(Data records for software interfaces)
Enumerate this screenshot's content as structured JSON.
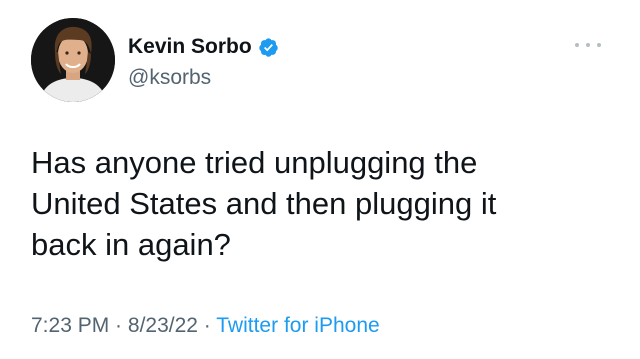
{
  "author": {
    "display_name": "Kevin Sorbo",
    "handle": "@ksorbs",
    "verified": true,
    "avatar_icon": "profile-photo",
    "verified_icon": "verified-badge-icon"
  },
  "more_icon": "more-options-icon",
  "tweet": {
    "lines": [
      "Has anyone tried unplugging the",
      "United States and then plugging it",
      "back in again?"
    ]
  },
  "meta": {
    "time": "7:23 PM",
    "separator": " · ",
    "date": "8/23/22",
    "source": "Twitter for iPhone"
  },
  "colors": {
    "text": "#0f1419",
    "secondary": "#536471",
    "accent": "#1d9bf0",
    "background": "#ffffff"
  }
}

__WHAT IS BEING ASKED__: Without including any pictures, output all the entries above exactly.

__OUTPUT__:
Enumerate this screenshot's content as structured JSON.
{
  "author": {
    "display_name": "Kevin Sorbo",
    "handle": "@ksorbs",
    "verified": true,
    "avatar_icon": "profile-photo",
    "verified_icon": "verified-badge-icon"
  },
  "more_icon": "more-options-icon",
  "tweet": {
    "lines": [
      "Has anyone tried unplugging the",
      "United States and then plugging it",
      "back in again?"
    ]
  },
  "meta": {
    "time": "7:23 PM",
    "separator": " · ",
    "date": "8/23/22",
    "source": "Twitter for iPhone"
  },
  "colors": {
    "text": "#0f1419",
    "secondary": "#536471",
    "accent": "#1d9bf0",
    "background": "#ffffff"
  }
}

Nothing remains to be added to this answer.